Md. Rep. Ruppersberger Drops Senate Bid

Rep. C.A. "Dutch" Ruppersberger (search) bowed out of the 2006 Senate race Wednesday, only a month after setting up a committee to explore a possible bid to succeed retiring Sen. Paul Sarbanes (search).

Ruppersberger's decision narrows the field of Democrats to three possible candidates and one definite contender.

"There's a lot to do in the field I'm working in," said Ruppersberger of his decision to stay in the House. "When you love your job and you think you're helping your constituents," there is no reason to leave it, he said.

State Democratic officials praised Ruppersberger's qualifications, but said they were not worried about his decision to drop out, calling the remaining candidates "an incredibly strong roster."

"He (Ruppersberger) put a lot of thought into making the decision and he decided to do what is right for him," said Derek Walker, spokesman for the Maryland Democrats.

"It is a win-win," Walker said, calling Ruppersberger a national leader on homeland security because of his position on the House Select Committee on Intelligence.

"We are glad we have so many good candidates considering the race," he said.

So far, the only hopeful to officially declare his candidacy is Kweisi Mfume (search), the former president of the National Association for the Advancement of Colored People (search) and a former Baltimore congressman. Maryland Democratic Reps. Chris Van Hollen (search), Elijah Cummings (search) and Benjamin Cardin (search) have all said they are weighing Senate bids.

Ruppersberger joins fellow Democratic Reps. Albert Wynn of Mitchellville and Steny Hoyer of Mechanicsville, who have said the will not run. Baltimore Mayor Martin O'Malley and Montgomery County Executive Doug Duncan, the other leading Democrats mentioned, have both insisted that they are focused on a 2006 race for governor.

But Ruppersberger agreed with Walker that state Democrats are "fortunate to have a deep bench of highly qualified potential Democratic candidates for Senate."

State Republican officials said the list of candidates, while long, was not promising.

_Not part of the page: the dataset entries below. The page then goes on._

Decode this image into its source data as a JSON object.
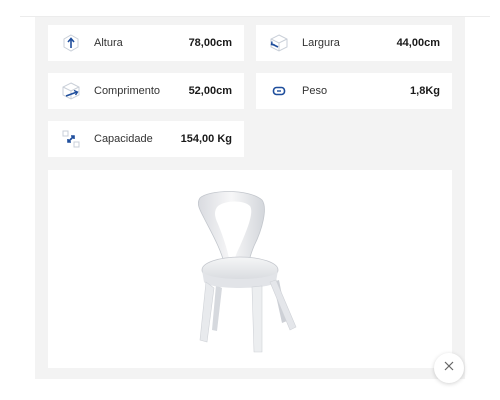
{
  "specs": {
    "altura": {
      "label": "Altura",
      "value": "78,00cm",
      "icon": "arrow-up-icon"
    },
    "largura": {
      "label": "Largura",
      "value": "44,00cm",
      "icon": "width-box-icon"
    },
    "comprimento": {
      "label": "Comprimento",
      "value": "52,00cm",
      "icon": "length-box-icon"
    },
    "peso": {
      "label": "Peso",
      "value": "1,8Kg",
      "icon": "weight-icon"
    },
    "capacidade": {
      "label": "Capacidade",
      "value": "154,00 Kg",
      "icon": "capacity-arrows-icon"
    }
  },
  "product_image": {
    "alt": "chair-image"
  },
  "close": {
    "icon": "close-icon"
  },
  "colors": {
    "accent": "#1f4e9c",
    "panel": "#f3f3f3",
    "card": "#ffffff"
  }
}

"There is still a long line of liberal Democrats jockeying and salivating for the chance to replace Sen. Sarbanes. We think that long line of contenders does not represent the values of the people of Maryland," said Maryland GOP spokeswoman Audra Miller, reciting a prepared statement for the party.

Cardin issued a statement praising Ruppersberger's service in the House, and saying he respects and understands the decision to stay in the House. Cummings' staff reiterated that he was still considering a bid, but would not have any comment on the race until he came to a decision.

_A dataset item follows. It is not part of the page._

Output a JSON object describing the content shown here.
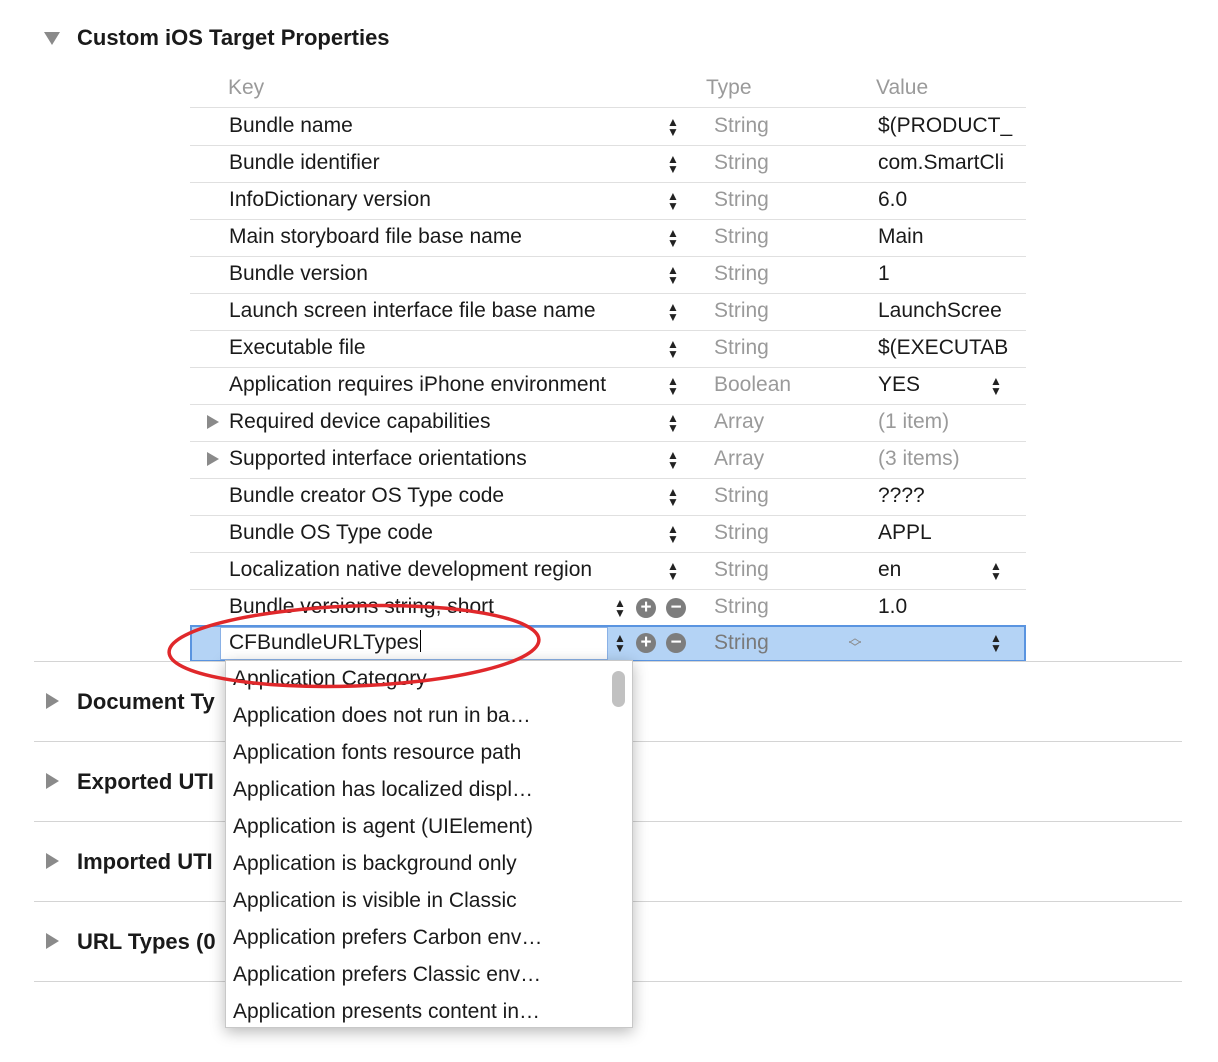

Neither Van Hollen nor Mfume could be reached for comment Wednesday.

Mark Plotkin, political commentator for WTOP radio in Washington, said that Ruppersberger's decision was understandable.

"Why give up your House seat to lose for a higher office?" Plotkin asked. "I think he saw the cards on the table. He was fourth in four-person race."

Capital New Service's Megan McIlroy contributed to this story.